[Page and application data records]
◆ ◆ ◆ ◆ ◆ ◆ ◆
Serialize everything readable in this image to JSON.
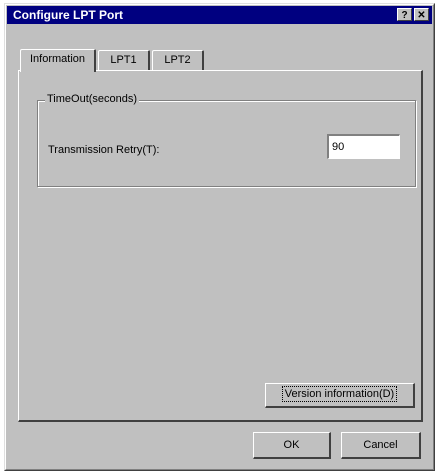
{
  "window": {
    "title": "Configure LPT Port",
    "help_glyph": "?",
    "close_glyph": "✕"
  },
  "tabs": [
    {
      "label": "Information",
      "active": true
    },
    {
      "label": "LPT1",
      "active": false
    },
    {
      "label": "LPT2",
      "active": false
    }
  ],
  "timeout_group": {
    "label": "TimeOut(seconds)",
    "transmission_retry_label": "Transmission Retry(T):",
    "transmission_retry_value": "90"
  },
  "buttons": {
    "version_info": "Version information(D)",
    "ok": "OK",
    "cancel": "Cancel"
  }
}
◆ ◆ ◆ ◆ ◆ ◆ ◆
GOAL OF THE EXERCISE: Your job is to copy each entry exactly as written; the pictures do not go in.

OUTPUT BELOW:
Serialize everything readable in this image to JSON.
{
  "window": {
    "title": "Configure LPT Port",
    "help_glyph": "?",
    "close_glyph": "✕"
  },
  "tabs": [
    {
      "label": "Information",
      "active": true
    },
    {
      "label": "LPT1",
      "active": false
    },
    {
      "label": "LPT2",
      "active": false
    }
  ],
  "timeout_group": {
    "label": "TimeOut(seconds)",
    "transmission_retry_label": "Transmission Retry(T):",
    "transmission_retry_value": "90"
  },
  "buttons": {
    "version_info": "Version information(D)",
    "ok": "OK",
    "cancel": "Cancel"
  }
}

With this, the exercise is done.